To this end, Rajendren built a strong team that vibes with him. Similar to Knight Frank’s best practice of creating a home away from home experience in its hospitality management projects, Rajendren focused on developing a strong team of committed staff who would go above and beyond their call of duty to deliver to their best potential. “Mentoring plays a key role in my leadership style. Just as much as I vouch for the advice from my mentor, I also have a clear-cut mentorship program outlined for my team. All our mentees are coached on personal, financial, education, health and professional fronts,” he said, adding that each team member is shown a clear growth curve and is guided towards achieving it, but with the right work-life balance.
“A great leader is one who has the right strategy in mind and has a succession plan. We all need to grow. Only when I grow will people under me also succeed. And this comes with people connect.”
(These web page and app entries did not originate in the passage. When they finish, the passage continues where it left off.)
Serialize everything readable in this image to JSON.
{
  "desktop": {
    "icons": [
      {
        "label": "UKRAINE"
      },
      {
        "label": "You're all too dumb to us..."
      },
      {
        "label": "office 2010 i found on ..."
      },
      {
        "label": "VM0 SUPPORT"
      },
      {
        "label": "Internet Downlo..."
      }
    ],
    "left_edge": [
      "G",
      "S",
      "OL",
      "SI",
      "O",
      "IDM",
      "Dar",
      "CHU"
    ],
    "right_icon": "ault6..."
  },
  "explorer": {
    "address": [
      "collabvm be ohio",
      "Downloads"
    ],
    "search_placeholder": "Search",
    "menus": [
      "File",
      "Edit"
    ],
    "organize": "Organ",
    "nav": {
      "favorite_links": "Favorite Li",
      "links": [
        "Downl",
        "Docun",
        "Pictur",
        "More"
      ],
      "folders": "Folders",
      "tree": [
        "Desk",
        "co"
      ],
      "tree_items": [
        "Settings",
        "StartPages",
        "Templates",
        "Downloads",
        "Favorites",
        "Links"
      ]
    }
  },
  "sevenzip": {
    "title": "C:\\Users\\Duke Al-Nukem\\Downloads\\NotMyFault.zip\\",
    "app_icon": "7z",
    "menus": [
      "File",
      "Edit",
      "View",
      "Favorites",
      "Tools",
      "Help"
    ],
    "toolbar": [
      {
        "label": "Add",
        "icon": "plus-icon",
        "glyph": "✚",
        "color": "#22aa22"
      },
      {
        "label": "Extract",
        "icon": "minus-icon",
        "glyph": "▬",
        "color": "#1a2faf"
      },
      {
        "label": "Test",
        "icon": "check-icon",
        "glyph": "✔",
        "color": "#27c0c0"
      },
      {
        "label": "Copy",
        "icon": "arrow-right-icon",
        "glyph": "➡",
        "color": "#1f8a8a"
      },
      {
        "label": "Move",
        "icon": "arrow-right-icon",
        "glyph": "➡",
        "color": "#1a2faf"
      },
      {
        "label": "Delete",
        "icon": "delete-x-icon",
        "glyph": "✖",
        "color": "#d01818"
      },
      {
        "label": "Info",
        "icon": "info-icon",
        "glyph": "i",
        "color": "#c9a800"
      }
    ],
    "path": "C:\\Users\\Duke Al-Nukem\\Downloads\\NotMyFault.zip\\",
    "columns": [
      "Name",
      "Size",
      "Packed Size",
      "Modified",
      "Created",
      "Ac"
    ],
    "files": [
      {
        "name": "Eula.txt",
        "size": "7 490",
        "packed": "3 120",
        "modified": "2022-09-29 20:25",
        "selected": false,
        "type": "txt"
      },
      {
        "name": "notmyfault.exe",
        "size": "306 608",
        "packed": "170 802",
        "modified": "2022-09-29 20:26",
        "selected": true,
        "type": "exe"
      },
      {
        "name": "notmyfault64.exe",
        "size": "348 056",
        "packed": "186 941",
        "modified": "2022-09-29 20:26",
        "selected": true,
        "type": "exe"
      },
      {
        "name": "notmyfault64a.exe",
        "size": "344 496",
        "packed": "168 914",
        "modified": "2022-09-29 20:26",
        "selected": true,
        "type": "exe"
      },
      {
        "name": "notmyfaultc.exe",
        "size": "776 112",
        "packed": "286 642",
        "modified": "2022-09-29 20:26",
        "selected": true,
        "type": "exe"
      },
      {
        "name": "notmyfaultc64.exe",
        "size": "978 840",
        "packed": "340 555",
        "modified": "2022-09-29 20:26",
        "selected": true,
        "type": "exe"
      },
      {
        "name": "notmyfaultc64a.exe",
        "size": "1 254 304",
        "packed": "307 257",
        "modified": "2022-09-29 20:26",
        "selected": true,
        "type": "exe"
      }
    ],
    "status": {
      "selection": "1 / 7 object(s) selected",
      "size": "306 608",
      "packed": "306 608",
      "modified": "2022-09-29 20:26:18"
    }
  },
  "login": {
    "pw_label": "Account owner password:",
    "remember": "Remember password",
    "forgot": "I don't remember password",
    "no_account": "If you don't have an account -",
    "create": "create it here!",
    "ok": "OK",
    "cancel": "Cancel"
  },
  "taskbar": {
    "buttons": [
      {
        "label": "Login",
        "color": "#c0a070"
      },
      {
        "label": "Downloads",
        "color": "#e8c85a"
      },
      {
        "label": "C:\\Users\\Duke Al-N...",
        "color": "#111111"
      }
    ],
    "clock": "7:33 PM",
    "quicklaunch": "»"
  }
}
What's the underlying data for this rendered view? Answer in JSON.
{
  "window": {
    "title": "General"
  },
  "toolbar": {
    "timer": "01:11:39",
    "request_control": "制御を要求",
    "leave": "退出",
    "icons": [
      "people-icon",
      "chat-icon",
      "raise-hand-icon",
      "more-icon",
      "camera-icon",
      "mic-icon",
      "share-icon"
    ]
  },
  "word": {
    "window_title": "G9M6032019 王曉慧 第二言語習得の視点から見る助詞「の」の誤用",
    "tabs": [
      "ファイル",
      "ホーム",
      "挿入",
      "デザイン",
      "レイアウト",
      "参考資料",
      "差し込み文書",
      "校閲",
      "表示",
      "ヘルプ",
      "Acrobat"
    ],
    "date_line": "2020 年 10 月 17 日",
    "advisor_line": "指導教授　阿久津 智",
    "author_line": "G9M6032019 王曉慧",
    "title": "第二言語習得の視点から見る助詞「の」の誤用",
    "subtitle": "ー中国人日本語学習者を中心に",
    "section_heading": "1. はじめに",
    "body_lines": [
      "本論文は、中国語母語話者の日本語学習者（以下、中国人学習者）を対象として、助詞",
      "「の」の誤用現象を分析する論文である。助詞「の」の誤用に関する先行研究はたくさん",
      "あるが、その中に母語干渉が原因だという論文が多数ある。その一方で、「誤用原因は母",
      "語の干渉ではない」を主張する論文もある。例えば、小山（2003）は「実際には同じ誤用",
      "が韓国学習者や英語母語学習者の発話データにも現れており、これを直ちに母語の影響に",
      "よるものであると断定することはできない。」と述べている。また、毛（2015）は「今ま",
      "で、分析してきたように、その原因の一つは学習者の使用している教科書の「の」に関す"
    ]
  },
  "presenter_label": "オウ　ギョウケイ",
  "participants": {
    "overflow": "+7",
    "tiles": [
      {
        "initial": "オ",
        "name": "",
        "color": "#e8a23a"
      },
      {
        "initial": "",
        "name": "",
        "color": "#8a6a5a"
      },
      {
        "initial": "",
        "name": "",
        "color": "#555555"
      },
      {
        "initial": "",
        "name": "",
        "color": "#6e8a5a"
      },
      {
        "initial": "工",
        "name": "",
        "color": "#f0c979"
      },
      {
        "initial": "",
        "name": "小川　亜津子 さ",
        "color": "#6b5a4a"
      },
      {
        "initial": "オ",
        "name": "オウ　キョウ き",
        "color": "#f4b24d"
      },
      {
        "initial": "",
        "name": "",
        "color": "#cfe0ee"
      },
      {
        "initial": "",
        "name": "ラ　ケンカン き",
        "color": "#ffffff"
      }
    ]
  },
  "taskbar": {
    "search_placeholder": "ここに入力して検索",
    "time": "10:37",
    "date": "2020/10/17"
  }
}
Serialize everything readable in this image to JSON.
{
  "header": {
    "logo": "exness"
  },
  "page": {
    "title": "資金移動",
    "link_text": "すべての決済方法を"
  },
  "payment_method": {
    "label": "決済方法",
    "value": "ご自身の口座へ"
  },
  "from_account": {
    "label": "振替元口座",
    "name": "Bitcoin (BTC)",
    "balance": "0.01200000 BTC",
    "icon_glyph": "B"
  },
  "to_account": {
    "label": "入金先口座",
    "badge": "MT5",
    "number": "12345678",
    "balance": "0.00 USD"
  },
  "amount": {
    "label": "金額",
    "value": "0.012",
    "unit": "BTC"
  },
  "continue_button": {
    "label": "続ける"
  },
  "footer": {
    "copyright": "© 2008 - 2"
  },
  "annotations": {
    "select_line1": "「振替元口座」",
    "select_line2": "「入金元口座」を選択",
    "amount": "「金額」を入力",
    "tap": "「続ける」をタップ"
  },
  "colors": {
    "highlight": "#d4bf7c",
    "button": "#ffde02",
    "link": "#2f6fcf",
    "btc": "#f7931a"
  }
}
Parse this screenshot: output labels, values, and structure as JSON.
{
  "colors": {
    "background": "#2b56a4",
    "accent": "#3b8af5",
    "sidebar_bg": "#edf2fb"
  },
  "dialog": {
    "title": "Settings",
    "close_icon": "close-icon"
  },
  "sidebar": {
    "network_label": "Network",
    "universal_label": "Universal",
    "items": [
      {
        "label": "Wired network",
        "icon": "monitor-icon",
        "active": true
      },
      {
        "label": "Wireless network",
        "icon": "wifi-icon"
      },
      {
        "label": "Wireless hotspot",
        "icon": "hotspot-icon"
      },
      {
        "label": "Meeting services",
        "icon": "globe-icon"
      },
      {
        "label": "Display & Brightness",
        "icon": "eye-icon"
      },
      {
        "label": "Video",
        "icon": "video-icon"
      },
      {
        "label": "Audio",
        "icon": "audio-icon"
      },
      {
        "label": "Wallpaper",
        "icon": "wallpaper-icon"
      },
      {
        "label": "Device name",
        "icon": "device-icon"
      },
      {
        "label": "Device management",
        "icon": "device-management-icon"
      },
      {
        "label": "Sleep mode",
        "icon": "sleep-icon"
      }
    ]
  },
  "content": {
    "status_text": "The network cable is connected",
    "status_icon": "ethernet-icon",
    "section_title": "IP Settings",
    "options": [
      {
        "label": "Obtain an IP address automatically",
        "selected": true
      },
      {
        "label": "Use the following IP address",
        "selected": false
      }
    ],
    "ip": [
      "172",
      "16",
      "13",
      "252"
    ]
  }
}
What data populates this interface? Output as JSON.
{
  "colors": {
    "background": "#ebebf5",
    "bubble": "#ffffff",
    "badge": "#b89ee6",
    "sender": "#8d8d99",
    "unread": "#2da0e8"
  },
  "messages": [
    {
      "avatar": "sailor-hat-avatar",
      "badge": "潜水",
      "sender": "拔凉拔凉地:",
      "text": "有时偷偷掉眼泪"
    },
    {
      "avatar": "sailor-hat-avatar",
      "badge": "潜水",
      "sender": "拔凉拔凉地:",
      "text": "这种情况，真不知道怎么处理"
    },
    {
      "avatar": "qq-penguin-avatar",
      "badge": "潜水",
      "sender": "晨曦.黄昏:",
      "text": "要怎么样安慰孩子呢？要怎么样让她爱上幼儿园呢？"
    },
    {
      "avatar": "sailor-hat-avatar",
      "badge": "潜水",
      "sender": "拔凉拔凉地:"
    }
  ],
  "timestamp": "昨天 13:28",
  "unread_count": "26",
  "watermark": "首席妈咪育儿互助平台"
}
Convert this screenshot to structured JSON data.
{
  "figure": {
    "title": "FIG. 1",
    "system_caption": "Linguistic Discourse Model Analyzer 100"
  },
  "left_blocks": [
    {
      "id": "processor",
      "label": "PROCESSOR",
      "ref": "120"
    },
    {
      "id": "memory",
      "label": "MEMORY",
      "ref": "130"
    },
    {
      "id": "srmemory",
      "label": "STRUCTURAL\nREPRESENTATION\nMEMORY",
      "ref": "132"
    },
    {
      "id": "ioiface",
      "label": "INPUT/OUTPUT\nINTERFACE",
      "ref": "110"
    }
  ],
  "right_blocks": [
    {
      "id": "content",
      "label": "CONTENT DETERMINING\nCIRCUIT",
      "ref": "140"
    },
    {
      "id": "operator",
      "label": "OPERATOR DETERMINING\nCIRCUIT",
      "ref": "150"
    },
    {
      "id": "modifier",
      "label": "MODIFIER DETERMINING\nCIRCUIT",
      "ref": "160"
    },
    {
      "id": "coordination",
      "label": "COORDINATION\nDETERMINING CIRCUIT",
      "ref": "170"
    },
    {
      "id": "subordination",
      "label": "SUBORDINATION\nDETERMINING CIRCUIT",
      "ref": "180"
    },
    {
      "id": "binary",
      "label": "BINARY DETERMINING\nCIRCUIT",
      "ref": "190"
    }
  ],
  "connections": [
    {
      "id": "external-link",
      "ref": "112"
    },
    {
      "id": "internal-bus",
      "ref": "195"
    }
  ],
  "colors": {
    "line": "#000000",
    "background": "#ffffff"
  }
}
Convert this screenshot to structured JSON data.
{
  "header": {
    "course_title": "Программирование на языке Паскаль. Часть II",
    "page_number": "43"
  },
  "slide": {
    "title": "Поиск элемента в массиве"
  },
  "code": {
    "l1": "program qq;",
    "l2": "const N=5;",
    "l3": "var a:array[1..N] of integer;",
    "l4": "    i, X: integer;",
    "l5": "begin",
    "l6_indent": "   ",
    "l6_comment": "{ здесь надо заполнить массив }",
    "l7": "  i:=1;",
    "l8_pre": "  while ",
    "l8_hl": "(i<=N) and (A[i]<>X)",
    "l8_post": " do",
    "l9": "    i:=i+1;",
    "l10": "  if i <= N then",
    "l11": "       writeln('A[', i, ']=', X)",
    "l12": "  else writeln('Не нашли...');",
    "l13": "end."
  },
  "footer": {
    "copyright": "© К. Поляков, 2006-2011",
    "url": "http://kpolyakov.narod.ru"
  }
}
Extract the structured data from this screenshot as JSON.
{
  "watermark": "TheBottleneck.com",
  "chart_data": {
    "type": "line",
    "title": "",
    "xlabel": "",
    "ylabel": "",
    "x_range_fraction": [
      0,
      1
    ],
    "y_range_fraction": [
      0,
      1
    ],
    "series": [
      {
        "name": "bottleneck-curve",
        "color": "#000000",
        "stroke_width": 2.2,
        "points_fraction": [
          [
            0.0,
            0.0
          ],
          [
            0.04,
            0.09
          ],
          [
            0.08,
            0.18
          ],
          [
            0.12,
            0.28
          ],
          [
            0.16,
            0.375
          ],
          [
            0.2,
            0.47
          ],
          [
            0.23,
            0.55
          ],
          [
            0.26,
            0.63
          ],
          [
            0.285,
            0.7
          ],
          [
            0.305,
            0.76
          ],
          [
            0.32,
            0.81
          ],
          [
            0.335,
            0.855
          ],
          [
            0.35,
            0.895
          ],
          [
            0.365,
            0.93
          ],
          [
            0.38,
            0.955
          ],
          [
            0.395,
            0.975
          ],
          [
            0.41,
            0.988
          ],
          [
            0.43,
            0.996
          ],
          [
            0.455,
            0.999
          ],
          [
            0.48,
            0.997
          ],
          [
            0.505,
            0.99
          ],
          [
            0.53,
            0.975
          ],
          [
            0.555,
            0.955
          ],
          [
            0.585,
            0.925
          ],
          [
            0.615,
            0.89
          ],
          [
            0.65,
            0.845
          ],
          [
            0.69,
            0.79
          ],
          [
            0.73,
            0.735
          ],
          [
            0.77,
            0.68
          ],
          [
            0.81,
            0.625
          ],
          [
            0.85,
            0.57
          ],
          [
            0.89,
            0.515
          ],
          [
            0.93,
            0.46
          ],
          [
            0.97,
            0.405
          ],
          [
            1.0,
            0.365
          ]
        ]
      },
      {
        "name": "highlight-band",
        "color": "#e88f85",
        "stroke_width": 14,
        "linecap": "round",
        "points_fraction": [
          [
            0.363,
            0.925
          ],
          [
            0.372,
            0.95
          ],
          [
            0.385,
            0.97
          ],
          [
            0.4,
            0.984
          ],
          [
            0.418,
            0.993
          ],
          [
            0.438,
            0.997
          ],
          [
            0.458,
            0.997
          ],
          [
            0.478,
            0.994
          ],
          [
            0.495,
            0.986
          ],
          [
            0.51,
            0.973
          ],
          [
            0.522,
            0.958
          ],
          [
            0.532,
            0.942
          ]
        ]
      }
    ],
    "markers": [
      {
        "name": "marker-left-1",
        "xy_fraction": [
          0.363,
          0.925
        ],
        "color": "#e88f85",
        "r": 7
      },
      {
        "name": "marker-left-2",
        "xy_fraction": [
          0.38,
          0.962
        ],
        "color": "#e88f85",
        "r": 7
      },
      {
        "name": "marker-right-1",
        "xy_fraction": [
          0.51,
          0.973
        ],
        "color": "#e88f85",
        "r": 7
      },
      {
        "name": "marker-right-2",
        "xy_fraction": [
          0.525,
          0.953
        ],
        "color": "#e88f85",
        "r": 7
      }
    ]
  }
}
Rajendren rocks a commitment-based approach, “Today, I find people leaving the basics behind in an effort to do something complicated, which lands them in trouble. My success is based on going back to the basics. Focus on emotions, make people feel comfortable – be it a client or a team member – and ensure you have a transparent relationship.”
Valson said this sentiment defines Knight Frank’s approach. He said, “When you focus on emotions and make people feel comfortable at work, they begin to feel responsible. When team members are empowered and made accountable, high quality work is a natural output.”
In the last three years, the Knight Frank facilities management team has grown from about 20 professionals to about 100.
“In the last three years, our Facilities & Asset Management service portfolio in India has grown from a mere 30 million sq. feet to 245 million sq. feet with over 850 professionals,” Rajendren told Explocity.
“It is this culture of transparency and commitment infused within the organisation that has helped Knight Frank maintain its best practice of providing benchmarked standards of service to our clients,” Valson said.